**WHAT YOU ARE ASKED TO DO:** Line by line, count where the string "kind" appears in the listing, then give the number of such lines alone.

**INPUT:**
◆ ◆ ◆ ◆ ◆ ◆ ◆

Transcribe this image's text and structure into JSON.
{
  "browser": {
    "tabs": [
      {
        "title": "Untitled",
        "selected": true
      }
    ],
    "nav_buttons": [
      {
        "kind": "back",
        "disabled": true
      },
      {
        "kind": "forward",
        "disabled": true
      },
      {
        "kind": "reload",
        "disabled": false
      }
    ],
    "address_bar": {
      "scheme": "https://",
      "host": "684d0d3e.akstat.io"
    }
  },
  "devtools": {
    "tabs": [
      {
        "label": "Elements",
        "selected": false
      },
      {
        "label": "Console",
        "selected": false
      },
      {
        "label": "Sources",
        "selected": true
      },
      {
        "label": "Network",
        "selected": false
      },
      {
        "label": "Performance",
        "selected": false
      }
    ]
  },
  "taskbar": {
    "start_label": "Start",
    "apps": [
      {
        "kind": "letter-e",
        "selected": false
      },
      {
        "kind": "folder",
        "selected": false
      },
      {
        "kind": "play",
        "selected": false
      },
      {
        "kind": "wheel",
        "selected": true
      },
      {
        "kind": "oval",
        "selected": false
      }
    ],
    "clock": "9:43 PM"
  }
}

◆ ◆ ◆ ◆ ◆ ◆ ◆

**TASK RESULT:** 8